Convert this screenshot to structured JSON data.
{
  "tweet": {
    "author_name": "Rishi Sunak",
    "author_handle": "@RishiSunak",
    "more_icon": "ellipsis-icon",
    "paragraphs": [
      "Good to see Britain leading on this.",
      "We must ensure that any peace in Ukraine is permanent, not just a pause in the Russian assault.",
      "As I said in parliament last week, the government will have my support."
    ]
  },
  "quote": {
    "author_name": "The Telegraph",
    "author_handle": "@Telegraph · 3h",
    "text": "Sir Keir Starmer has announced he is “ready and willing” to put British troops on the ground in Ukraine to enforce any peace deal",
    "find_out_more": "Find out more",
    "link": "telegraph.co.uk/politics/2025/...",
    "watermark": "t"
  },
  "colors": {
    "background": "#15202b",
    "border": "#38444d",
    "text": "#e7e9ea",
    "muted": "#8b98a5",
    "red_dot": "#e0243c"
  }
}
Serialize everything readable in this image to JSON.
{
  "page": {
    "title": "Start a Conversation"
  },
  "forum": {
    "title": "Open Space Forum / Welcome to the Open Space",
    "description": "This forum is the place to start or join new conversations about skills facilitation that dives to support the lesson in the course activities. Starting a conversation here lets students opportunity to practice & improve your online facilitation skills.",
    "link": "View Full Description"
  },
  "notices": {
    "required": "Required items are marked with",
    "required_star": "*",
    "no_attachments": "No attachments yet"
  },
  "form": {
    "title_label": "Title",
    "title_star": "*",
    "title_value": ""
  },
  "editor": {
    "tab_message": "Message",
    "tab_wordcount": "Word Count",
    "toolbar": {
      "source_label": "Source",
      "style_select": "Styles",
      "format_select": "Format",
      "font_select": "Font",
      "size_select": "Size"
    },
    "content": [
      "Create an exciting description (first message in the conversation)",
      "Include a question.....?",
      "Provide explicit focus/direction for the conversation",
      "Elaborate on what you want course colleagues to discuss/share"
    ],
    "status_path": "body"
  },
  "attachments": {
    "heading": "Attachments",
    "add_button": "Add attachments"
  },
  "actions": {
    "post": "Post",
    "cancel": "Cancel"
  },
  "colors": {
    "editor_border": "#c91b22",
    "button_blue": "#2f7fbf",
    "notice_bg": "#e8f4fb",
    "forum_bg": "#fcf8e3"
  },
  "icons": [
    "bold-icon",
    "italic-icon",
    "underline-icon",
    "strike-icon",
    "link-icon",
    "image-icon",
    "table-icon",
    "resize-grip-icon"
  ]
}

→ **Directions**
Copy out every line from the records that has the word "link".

→ **Exercise response**
    "link": "telegraph.co.uk/politics/2025/...",
    "link": "View Full Description"
    "link-icon",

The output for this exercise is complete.